[[ Source records open ]]

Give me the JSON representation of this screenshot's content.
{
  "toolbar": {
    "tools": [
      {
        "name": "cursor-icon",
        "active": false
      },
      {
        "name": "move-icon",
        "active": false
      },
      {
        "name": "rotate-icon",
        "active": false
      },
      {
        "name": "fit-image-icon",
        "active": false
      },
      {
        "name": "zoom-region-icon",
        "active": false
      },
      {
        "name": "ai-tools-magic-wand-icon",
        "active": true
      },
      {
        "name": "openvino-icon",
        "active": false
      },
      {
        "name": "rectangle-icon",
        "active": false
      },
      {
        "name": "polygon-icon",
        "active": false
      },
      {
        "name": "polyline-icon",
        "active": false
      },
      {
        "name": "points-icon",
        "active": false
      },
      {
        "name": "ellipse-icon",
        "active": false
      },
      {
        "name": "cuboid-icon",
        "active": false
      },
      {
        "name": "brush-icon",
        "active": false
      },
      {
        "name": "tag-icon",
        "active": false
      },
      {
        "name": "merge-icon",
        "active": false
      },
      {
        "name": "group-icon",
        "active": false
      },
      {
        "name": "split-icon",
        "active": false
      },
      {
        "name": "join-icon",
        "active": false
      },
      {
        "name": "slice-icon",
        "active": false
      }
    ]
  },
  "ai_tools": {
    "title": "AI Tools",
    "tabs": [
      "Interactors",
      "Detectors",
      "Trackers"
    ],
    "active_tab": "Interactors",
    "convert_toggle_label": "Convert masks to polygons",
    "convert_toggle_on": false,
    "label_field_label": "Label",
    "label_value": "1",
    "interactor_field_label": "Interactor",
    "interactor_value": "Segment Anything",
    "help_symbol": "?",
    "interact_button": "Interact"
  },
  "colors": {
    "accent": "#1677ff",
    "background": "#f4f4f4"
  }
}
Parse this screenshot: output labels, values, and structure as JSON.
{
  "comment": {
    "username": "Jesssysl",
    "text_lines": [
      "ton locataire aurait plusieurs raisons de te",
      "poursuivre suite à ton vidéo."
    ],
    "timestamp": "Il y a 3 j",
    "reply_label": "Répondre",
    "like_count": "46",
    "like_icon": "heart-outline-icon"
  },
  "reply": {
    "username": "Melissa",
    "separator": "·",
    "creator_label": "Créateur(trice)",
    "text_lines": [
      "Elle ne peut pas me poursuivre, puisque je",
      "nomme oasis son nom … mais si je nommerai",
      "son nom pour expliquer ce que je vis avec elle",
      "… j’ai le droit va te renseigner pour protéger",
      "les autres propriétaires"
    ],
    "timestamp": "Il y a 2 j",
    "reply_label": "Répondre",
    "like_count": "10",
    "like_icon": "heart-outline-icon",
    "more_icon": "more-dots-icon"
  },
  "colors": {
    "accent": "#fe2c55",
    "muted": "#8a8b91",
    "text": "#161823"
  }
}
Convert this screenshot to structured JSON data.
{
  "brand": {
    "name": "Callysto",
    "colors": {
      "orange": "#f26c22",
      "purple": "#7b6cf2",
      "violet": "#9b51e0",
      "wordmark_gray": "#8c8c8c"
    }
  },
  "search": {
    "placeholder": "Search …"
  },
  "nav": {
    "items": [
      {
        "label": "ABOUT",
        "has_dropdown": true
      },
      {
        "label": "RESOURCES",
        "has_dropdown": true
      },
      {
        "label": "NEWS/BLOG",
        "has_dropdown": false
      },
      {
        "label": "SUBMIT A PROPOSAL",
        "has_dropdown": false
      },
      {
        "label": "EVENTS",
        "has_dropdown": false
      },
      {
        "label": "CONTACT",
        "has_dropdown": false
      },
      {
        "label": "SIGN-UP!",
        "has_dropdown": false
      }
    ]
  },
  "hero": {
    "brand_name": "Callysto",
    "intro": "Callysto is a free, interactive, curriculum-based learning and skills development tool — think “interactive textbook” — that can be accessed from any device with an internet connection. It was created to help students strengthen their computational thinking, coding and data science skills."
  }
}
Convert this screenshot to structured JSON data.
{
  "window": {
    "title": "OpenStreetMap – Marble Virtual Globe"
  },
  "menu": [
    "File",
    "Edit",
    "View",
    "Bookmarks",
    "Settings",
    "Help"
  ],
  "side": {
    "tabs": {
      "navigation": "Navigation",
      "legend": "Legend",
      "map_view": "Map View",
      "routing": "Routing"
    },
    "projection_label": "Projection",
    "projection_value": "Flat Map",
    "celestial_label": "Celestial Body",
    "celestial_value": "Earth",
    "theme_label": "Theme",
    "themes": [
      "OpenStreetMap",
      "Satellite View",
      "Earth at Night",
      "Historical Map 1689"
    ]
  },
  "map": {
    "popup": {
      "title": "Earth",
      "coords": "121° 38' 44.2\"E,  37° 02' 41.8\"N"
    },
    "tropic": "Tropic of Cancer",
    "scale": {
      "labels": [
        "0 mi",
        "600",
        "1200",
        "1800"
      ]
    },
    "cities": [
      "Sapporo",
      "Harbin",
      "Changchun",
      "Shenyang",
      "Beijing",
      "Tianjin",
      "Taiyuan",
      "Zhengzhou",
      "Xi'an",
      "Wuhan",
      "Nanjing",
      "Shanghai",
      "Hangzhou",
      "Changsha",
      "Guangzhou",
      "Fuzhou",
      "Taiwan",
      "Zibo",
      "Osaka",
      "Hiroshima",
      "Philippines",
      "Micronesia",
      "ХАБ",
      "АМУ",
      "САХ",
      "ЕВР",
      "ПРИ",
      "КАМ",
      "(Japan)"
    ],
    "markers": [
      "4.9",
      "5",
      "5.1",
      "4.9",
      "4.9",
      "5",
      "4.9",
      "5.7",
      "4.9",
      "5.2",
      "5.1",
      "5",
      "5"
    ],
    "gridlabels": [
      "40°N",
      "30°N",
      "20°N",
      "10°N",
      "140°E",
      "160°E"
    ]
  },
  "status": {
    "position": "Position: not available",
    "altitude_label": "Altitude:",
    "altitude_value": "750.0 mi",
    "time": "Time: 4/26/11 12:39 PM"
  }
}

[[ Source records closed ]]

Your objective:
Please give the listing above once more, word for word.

Finished exercise:
Give me the JSON representation of this screenshot's content.
{
  "toolbar": {
    "tools": [
      {
        "name": "cursor-icon",
        "active": false
      },
      {
        "name": "move-icon",
        "active": false
      },
      {
        "name": "rotate-icon",
        "active": false
      },
      {
        "name": "fit-image-icon",
        "active": false
      },
      {
        "name": "zoom-region-icon",
        "active": false
      },
      {
        "name": "ai-tools-magic-wand-icon",
        "active": true
      },
      {
        "name": "openvino-icon",
        "active": false
      },
      {
        "name": "rectangle-icon",
        "active": false
      },
      {
        "name": "polygon-icon",
        "active": false
      },
      {
        "name": "polyline-icon",
        "active": false
      },
      {
        "name": "points-icon",
        "active": false
      },
      {
        "name": "ellipse-icon",
        "active": false
      },
      {
        "name": "cuboid-icon",
        "active": false
      },
      {
        "name": "brush-icon",
        "active": false
      },
      {
        "name": "tag-icon",
        "active": false
      },
      {
        "name": "merge-icon",
        "active": false
      },
      {
        "name": "group-icon",
        "active": false
      },
      {
        "name": "split-icon",
        "active": false
      },
      {
        "name": "join-icon",
        "active": false
      },
      {
        "name": "slice-icon",
        "active": false
      }
    ]
  },
  "ai_tools": {
    "title": "AI Tools",
    "tabs": [
      "Interactors",
      "Detectors",
      "Trackers"
    ],
    "active_tab": "Interactors",
    "convert_toggle_label": "Convert masks to polygons",
    "convert_toggle_on": false,
    "label_field_label": "Label",
    "label_value": "1",
    "interactor_field_label": "Interactor",
    "interactor_value": "Segment Anything",
    "help_symbol": "?",
    "interact_button": "Interact"
  },
  "colors": {
    "accent": "#1677ff",
    "background": "#f4f4f4"
  }
}
Parse this screenshot: output labels, values, and structure as JSON.
{
  "comment": {
    "username": "Jesssysl",
    "text_lines": [
      "ton locataire aurait plusieurs raisons de te",
      "poursuivre suite à ton vidéo."
    ],
    "timestamp": "Il y a 3 j",
    "reply_label": "Répondre",
    "like_count": "46",
    "like_icon": "heart-outline-icon"
  },
  "reply": {
    "username": "Melissa",
    "separator": "·",
    "creator_label": "Créateur(trice)",
    "text_lines": [
      "Elle ne peut pas me poursuivre, puisque je",
      "nomme oasis son nom … mais si je nommerai",
      "son nom pour expliquer ce que je vis avec elle",
      "… j’ai le droit va te renseigner pour protéger",
      "les autres propriétaires"
    ],
    "timestamp": "Il y a 2 j",
    "reply_label": "Répondre",
    "like_count": "10",
    "like_icon": "heart-outline-icon",
    "more_icon": "more-dots-icon"
  },
  "colors": {
    "accent": "#fe2c55",
    "muted": "#8a8b91",
    "text": "#161823"
  }
}
Convert this screenshot to structured JSON data.
{
  "brand": {
    "name": "Callysto",
    "colors": {
      "orange": "#f26c22",
      "purple": "#7b6cf2",
      "violet": "#9b51e0",
      "wordmark_gray": "#8c8c8c"
    }
  },
  "search": {
    "placeholder": "Search …"
  },
  "nav": {
    "items": [
      {
        "label": "ABOUT",
        "has_dropdown": true
      },
      {
        "label": "RESOURCES",
        "has_dropdown": true
      },
      {
        "label": "NEWS/BLOG",
        "has_dropdown": false
      },
      {
        "label": "SUBMIT A PROPOSAL",
        "has_dropdown": false
      },
      {
        "label": "EVENTS",
        "has_dropdown": false
      },
      {
        "label": "CONTACT",
        "has_dropdown": false
      },
      {
        "label": "SIGN-UP!",
        "has_dropdown": false
      }
    ]
  },
  "hero": {
    "brand_name": "Callysto",
    "intro": "Callysto is a free, interactive, curriculum-based learning and skills development tool — think “interactive textbook” — that can be accessed from any device with an internet connection. It was created to help students strengthen their computational thinking, coding and data science skills."
  }
}
Convert this screenshot to structured JSON data.
{
  "window": {
    "title": "OpenStreetMap – Marble Virtual Globe"
  },
  "menu": [
    "File",
    "Edit",
    "View",
    "Bookmarks",
    "Settings",
    "Help"
  ],
  "side": {
    "tabs": {
      "navigation": "Navigation",
      "legend": "Legend",
      "map_view": "Map View",
      "routing": "Routing"
    },
    "projection_label": "Projection",
    "projection_value": "Flat Map",
    "celestial_label": "Celestial Body",
    "celestial_value": "Earth",
    "theme_label": "Theme",
    "themes": [
      "OpenStreetMap",
      "Satellite View",
      "Earth at Night",
      "Historical Map 1689"
    ]
  },
  "map": {
    "popup": {
      "title": "Earth",
      "coords": "121° 38' 44.2\"E,  37° 02' 41.8\"N"
    },
    "tropic": "Tropic of Cancer",
    "scale": {
      "labels": [
        "0 mi",
        "600",
        "1200",
        "1800"
      ]
    },
    "cities": [
      "Sapporo",
      "Harbin",
      "Changchun",
      "Shenyang",
      "Beijing",
      "Tianjin",
      "Taiyuan",
      "Zhengzhou",
      "Xi'an",
      "Wuhan",
      "Nanjing",
      "Shanghai",
      "Hangzhou",
      "Changsha",
      "Guangzhou",
      "Fuzhou",
      "Taiwan",
      "Zibo",
      "Osaka",
      "Hiroshima",
      "Philippines",
      "Micronesia",
      "ХАБ",
      "АМУ",
      "САХ",
      "ЕВР",
      "ПРИ",
      "КАМ",
      "(Japan)"
    ],
    "markers": [
      "4.9",
      "5",
      "5.1",
      "4.9",
      "4.9",
      "5",
      "4.9",
      "5.7",
      "4.9",
      "5.2",
      "5.1",
      "5",
      "5"
    ],
    "gridlabels": [
      "40°N",
      "30°N",
      "20°N",
      "10°N",
      "140°E",
      "160°E"
    ]
  },
  "status": {
    "position": "Position: not available",
    "altitude_label": "Altitude:",
    "altitude_value": "750.0 mi",
    "time": "Time: 4/26/11 12:39 PM"
  }
}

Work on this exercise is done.